LISTED RECORDS

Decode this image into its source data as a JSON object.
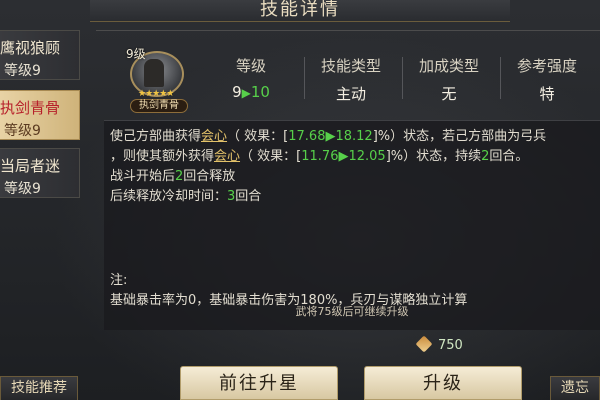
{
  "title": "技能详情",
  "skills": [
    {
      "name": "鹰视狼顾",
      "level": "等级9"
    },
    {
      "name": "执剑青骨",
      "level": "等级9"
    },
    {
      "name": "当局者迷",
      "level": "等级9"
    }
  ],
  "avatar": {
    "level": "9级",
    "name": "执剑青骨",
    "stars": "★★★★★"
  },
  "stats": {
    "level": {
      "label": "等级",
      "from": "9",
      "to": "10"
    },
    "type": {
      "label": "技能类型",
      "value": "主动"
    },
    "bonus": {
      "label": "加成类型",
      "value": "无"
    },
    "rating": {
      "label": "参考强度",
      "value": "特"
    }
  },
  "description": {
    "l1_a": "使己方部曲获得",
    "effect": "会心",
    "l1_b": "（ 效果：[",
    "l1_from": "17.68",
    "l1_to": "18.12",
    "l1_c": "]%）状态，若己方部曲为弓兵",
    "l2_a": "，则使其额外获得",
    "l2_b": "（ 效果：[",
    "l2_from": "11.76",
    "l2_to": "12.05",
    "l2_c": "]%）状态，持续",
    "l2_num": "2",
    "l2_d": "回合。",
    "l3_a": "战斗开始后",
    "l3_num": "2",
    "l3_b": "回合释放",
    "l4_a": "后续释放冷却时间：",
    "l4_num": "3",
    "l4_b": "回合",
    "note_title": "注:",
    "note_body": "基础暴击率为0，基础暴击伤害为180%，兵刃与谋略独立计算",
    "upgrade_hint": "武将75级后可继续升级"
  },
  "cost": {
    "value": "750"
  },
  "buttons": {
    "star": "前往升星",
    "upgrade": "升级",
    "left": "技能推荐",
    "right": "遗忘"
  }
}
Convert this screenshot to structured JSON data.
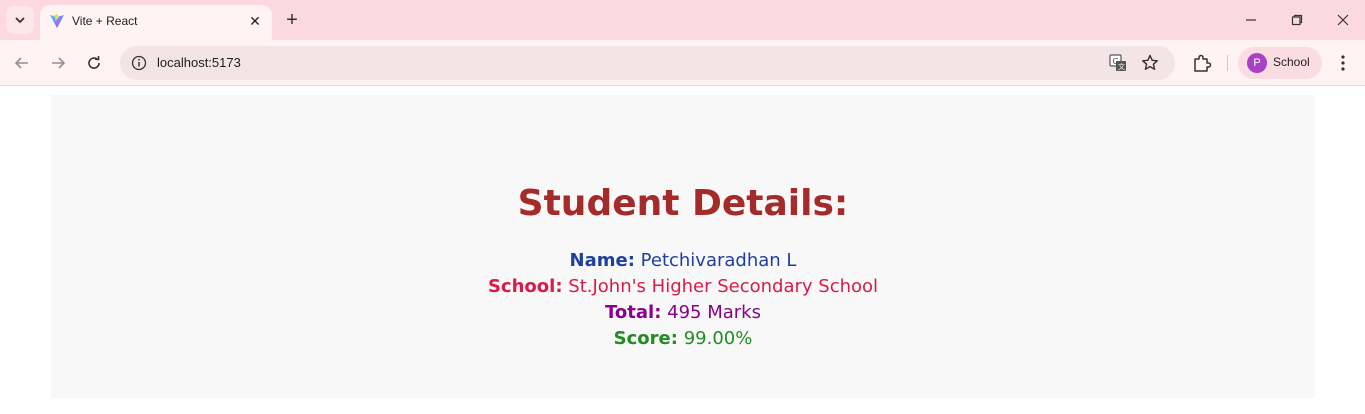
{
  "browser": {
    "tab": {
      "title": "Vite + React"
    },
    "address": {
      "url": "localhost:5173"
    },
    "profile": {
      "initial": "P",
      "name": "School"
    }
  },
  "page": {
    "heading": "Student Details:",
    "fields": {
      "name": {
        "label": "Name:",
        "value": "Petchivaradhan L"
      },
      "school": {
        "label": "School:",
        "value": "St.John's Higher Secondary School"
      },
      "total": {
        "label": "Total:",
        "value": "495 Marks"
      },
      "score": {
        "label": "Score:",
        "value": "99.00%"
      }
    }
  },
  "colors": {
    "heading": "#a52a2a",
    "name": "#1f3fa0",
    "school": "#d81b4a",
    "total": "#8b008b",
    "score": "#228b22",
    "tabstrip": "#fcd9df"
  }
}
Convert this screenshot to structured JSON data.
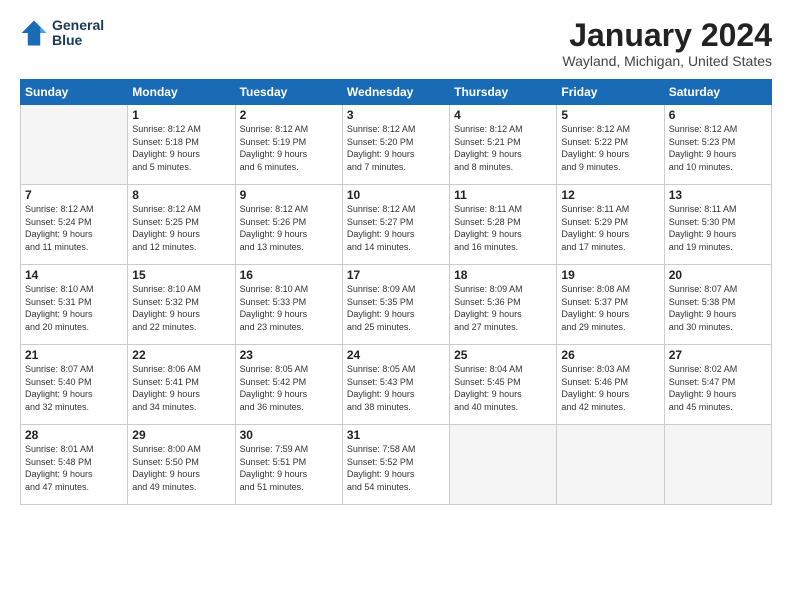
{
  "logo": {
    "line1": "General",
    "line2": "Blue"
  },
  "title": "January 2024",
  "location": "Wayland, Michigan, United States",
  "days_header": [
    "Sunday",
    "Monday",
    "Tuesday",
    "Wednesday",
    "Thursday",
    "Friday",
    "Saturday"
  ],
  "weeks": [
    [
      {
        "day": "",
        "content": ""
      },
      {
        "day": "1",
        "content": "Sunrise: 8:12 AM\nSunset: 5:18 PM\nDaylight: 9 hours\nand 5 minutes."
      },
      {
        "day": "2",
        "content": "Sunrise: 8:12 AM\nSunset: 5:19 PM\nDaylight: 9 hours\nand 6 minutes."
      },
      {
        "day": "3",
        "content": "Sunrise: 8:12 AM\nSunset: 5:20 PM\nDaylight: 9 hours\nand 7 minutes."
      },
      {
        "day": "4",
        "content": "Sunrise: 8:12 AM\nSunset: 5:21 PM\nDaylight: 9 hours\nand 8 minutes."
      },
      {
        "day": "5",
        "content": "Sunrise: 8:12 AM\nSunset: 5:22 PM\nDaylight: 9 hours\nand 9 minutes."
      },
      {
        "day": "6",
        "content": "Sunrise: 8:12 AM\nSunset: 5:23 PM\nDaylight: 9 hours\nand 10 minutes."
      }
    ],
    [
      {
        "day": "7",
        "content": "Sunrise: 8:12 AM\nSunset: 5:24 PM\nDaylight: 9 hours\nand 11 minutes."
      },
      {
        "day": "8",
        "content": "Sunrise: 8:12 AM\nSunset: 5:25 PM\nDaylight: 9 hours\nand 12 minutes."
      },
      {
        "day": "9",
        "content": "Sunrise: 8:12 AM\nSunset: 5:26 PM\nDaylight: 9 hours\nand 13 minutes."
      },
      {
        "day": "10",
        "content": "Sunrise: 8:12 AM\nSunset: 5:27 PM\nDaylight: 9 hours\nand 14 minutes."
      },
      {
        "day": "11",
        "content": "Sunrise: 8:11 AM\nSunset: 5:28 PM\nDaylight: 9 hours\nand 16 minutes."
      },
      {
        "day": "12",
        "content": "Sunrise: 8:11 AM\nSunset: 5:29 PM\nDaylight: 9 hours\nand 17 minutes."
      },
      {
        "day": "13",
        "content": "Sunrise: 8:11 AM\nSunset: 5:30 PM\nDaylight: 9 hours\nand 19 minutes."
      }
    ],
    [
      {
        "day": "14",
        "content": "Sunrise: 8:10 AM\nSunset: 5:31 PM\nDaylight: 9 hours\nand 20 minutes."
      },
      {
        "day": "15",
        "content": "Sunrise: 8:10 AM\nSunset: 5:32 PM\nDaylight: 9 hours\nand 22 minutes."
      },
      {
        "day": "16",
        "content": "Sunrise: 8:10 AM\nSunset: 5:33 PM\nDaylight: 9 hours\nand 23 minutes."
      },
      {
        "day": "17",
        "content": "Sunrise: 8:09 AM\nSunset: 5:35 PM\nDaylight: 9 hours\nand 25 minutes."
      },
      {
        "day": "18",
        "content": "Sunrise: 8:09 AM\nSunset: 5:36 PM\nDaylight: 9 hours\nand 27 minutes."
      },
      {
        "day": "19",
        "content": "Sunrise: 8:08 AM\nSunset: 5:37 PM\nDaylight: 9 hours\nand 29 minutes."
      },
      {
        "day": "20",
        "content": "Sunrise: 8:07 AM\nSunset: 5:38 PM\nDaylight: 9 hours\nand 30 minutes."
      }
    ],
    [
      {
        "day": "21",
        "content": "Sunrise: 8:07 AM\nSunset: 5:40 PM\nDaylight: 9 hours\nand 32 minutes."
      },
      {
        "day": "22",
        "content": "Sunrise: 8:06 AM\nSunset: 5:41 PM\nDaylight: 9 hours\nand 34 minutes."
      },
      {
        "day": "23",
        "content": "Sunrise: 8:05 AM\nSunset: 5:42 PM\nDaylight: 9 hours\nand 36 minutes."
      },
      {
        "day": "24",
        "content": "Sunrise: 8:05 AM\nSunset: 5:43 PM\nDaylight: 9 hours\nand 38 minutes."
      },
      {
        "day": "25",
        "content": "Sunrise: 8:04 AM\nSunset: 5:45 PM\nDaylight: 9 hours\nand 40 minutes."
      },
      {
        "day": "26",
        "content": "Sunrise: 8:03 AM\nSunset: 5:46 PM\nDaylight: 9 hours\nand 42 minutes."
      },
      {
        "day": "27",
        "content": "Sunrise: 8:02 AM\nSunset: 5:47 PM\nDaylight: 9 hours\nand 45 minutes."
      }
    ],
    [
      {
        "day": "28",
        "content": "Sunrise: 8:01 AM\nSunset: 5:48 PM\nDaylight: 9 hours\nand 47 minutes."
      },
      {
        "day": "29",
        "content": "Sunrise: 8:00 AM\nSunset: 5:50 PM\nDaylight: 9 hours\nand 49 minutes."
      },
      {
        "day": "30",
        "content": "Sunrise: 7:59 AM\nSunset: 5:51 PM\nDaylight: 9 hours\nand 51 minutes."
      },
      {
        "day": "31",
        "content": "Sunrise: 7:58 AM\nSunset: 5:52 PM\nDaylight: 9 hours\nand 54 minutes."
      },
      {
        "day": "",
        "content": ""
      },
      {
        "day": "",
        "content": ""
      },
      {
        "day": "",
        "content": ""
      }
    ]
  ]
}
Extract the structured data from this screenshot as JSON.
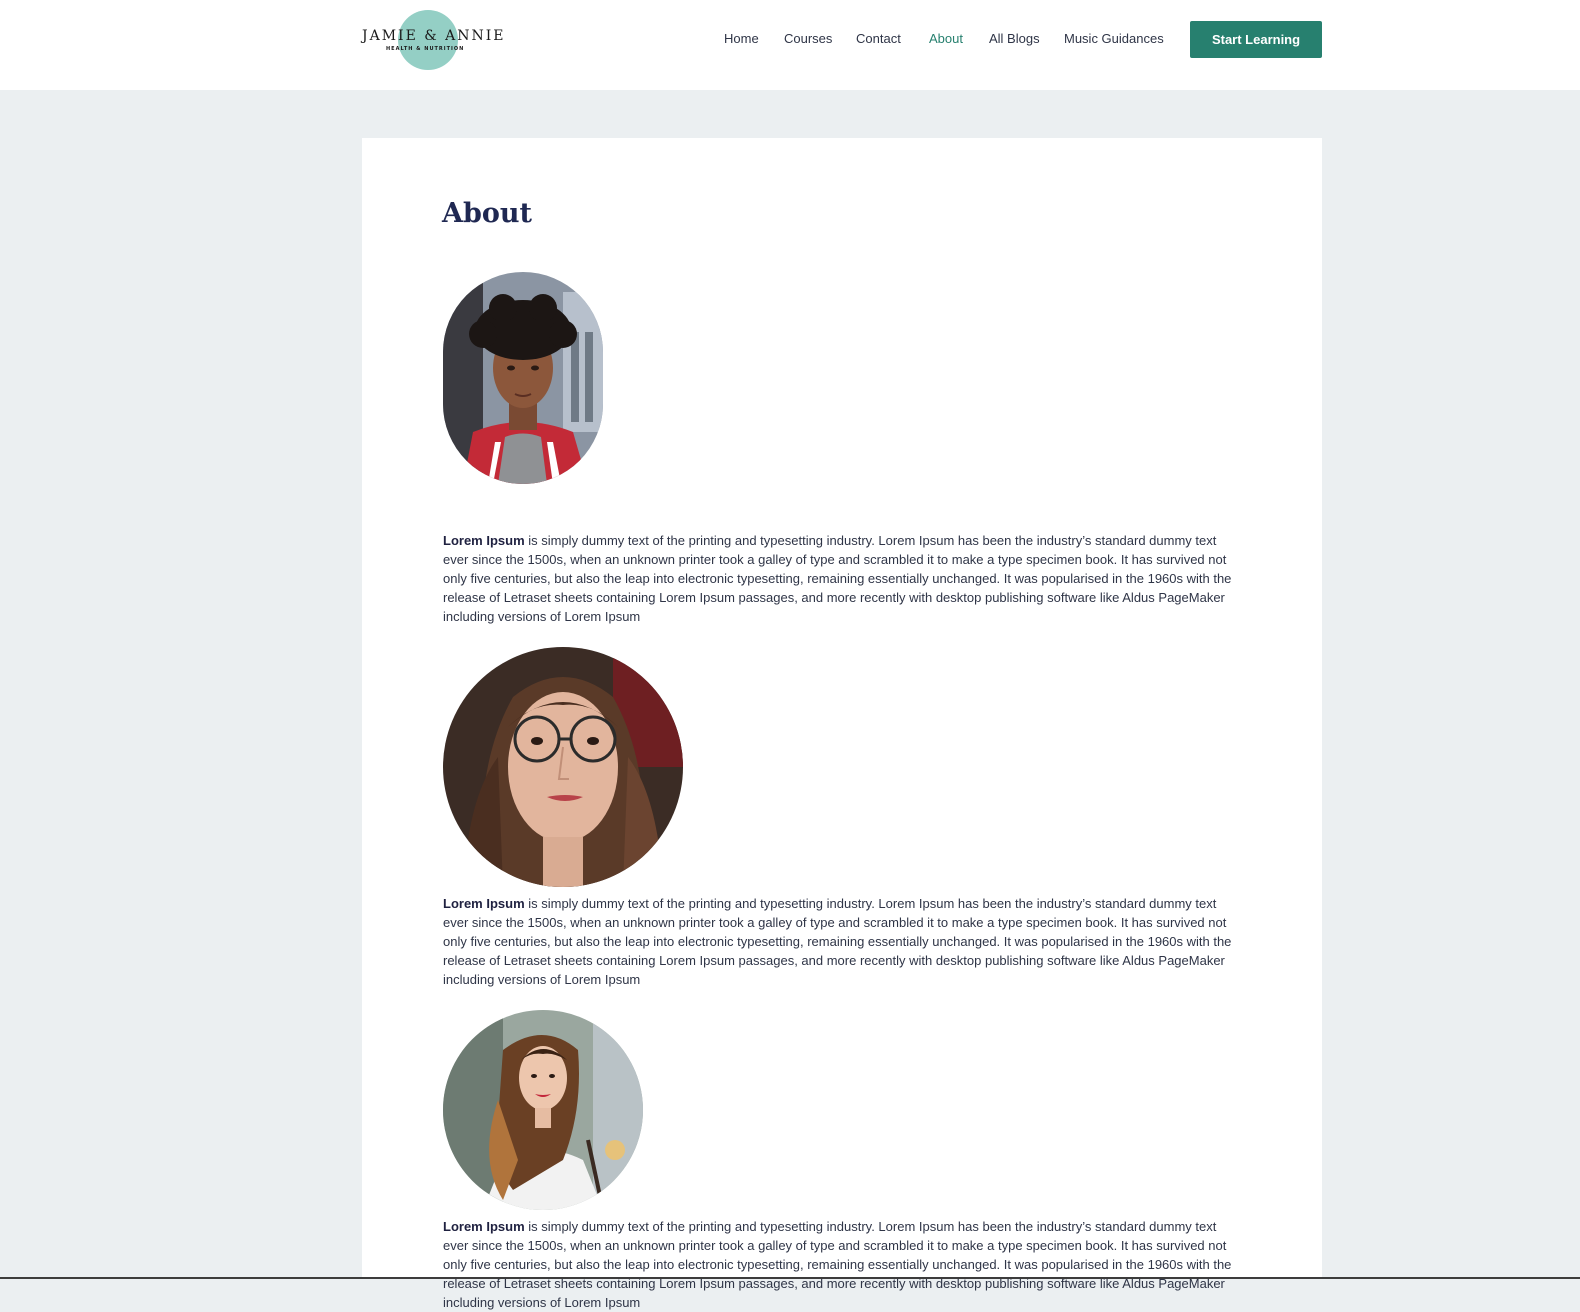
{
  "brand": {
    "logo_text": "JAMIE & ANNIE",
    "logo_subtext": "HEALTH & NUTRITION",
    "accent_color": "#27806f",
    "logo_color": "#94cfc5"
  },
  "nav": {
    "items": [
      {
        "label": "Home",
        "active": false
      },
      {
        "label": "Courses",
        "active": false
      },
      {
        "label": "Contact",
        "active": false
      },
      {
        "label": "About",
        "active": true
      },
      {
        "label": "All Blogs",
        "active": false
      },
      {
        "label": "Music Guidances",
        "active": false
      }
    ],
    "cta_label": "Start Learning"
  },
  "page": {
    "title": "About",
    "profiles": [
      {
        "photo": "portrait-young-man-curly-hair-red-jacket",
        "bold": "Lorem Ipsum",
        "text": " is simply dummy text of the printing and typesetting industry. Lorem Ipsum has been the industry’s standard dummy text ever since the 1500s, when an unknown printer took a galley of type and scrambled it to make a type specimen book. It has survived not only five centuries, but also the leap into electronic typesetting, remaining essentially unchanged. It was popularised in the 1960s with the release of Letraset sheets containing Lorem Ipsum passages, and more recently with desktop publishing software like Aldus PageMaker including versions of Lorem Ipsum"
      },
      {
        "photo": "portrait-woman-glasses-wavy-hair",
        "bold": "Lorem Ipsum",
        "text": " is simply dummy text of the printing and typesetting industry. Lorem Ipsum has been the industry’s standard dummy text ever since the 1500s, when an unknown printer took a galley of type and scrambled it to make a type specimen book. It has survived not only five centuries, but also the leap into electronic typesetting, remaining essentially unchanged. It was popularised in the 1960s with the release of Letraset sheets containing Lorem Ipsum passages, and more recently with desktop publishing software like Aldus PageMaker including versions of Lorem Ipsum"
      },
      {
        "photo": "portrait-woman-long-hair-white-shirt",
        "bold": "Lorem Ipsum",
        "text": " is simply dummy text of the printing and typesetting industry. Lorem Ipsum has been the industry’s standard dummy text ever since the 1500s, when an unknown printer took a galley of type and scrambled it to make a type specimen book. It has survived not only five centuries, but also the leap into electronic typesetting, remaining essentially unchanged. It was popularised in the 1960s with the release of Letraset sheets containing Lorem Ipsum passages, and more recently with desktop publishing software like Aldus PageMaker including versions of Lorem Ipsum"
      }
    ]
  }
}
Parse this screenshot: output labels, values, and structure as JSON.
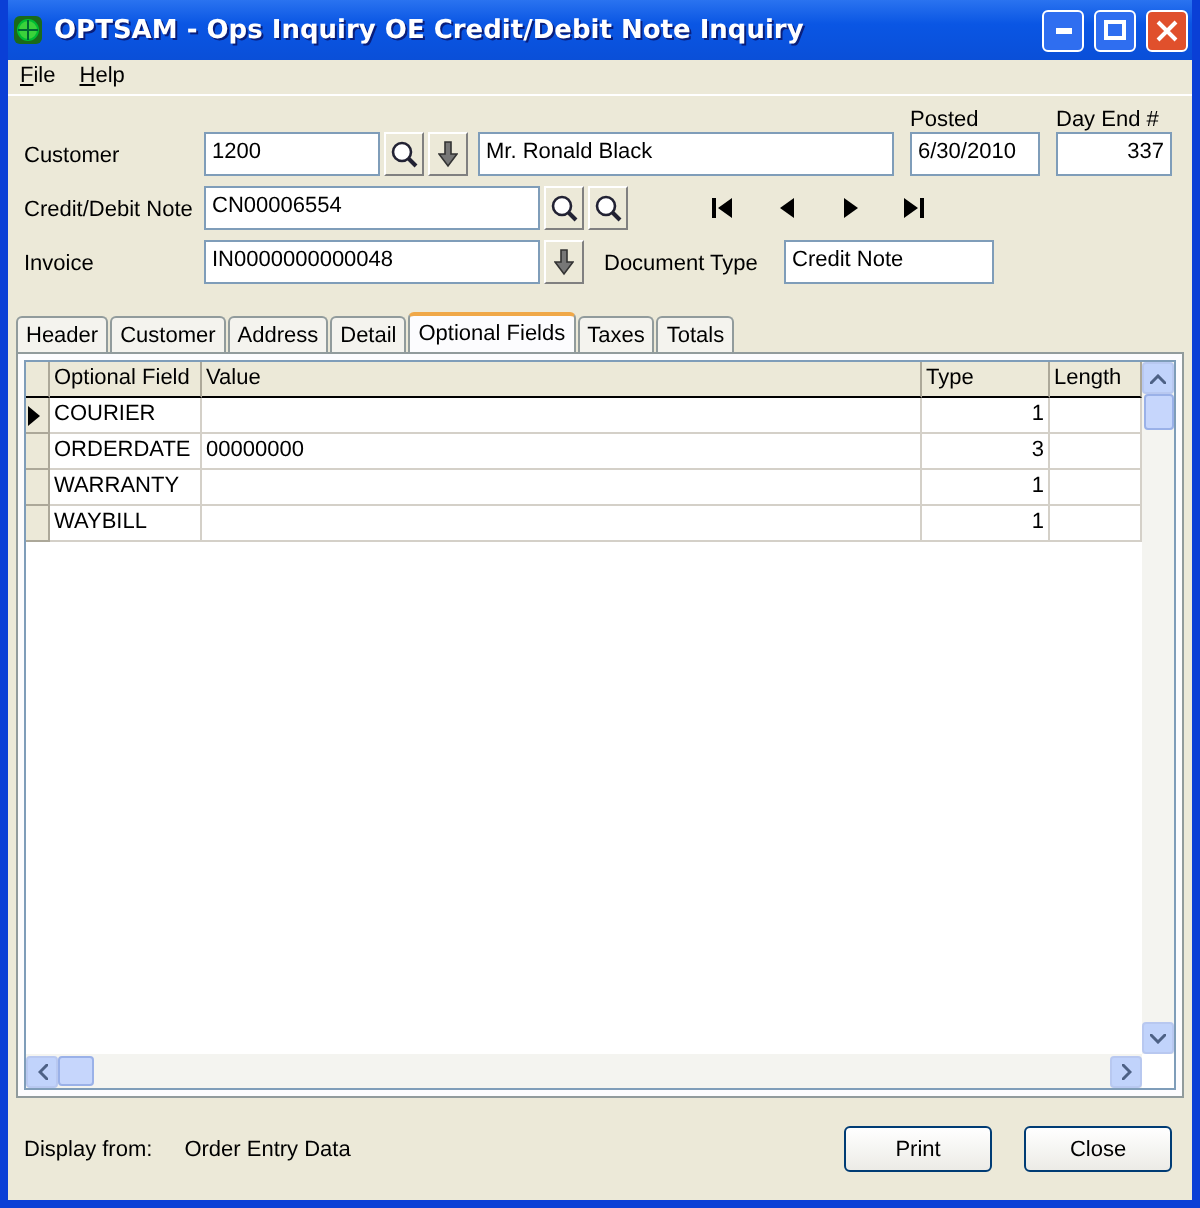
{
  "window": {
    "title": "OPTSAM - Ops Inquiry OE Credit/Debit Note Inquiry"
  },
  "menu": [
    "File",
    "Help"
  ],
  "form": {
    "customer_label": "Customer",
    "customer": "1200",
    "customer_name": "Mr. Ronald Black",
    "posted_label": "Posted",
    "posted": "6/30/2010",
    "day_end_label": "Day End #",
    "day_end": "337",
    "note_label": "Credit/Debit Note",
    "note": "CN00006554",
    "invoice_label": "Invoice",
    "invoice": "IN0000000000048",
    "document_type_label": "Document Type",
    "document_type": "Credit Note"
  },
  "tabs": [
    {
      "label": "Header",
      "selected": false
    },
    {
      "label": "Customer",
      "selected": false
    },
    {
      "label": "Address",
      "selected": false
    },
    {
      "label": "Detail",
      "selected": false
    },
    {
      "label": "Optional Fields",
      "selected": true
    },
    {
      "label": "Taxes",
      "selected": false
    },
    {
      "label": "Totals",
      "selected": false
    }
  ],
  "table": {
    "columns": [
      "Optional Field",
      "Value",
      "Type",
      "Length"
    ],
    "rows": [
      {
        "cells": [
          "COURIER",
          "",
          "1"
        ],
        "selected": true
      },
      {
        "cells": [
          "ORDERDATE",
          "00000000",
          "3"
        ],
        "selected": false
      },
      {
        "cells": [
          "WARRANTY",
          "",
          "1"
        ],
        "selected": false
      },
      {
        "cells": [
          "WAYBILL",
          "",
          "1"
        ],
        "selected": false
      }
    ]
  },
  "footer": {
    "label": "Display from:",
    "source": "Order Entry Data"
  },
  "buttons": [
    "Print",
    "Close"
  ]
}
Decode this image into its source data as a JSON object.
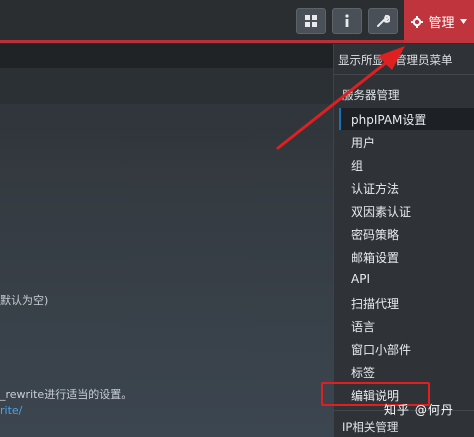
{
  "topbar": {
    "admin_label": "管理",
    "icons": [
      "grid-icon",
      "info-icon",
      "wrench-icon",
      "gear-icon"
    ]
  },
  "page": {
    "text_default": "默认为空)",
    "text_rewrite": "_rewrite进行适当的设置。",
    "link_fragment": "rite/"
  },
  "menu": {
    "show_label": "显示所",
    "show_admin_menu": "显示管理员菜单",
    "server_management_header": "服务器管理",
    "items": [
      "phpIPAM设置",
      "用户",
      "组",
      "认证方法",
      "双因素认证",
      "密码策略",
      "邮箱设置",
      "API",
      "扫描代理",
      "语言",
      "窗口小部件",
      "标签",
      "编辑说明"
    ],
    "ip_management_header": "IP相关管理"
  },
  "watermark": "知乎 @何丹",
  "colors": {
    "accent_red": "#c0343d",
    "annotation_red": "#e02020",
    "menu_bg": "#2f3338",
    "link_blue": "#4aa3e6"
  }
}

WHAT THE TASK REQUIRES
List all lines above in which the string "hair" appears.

EXERCISE RESPONSE
        "photo": "portrait-young-man-curly-hair-red-jacket",
        "photo": "portrait-woman-glasses-wavy-hair",
        "photo": "portrait-woman-long-hair-white-shirt",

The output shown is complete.